== WHAT YOU ARE ASKED TO DO ==
The answer must match the material word for word, with every line included.

DATA FOR REVIEW: Begin

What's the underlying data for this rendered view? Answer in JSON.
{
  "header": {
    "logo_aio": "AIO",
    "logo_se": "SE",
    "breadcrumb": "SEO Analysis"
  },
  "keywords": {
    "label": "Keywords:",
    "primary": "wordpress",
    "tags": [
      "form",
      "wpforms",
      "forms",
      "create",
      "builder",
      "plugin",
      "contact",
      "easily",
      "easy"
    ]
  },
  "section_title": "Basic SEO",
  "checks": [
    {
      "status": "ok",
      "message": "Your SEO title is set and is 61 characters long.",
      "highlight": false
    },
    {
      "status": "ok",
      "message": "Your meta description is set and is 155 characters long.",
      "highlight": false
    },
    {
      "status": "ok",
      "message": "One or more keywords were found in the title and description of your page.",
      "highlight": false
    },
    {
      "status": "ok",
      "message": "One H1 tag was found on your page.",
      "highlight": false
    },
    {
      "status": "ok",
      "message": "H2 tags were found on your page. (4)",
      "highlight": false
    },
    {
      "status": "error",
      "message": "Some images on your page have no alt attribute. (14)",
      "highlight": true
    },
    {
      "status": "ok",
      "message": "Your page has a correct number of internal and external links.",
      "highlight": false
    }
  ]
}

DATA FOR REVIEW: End

== SOLUTION FOR THIS EXERCISE ==
What's the underlying data for this rendered view? Answer in JSON.
{
  "header": {
    "logo_aio": "AIO",
    "logo_se": "SE",
    "breadcrumb": "SEO Analysis"
  },
  "keywords": {
    "label": "Keywords:",
    "primary": "wordpress",
    "tags": [
      "form",
      "wpforms",
      "forms",
      "create",
      "builder",
      "plugin",
      "contact",
      "easily",
      "easy"
    ]
  },
  "section_title": "Basic SEO",
  "checks": [
    {
      "status": "ok",
      "message": "Your SEO title is set and is 61 characters long.",
      "highlight": false
    },
    {
      "status": "ok",
      "message": "Your meta description is set and is 155 characters long.",
      "highlight": false
    },
    {
      "status": "ok",
      "message": "One or more keywords were found in the title and description of your page.",
      "highlight": false
    },
    {
      "status": "ok",
      "message": "One H1 tag was found on your page.",
      "highlight": false
    },
    {
      "status": "ok",
      "message": "H2 tags were found on your page. (4)",
      "highlight": false
    },
    {
      "status": "error",
      "message": "Some images on your page have no alt attribute. (14)",
      "highlight": true
    },
    {
      "status": "ok",
      "message": "Your page has a correct number of internal and external links.",
      "highlight": false
    }
  ]
}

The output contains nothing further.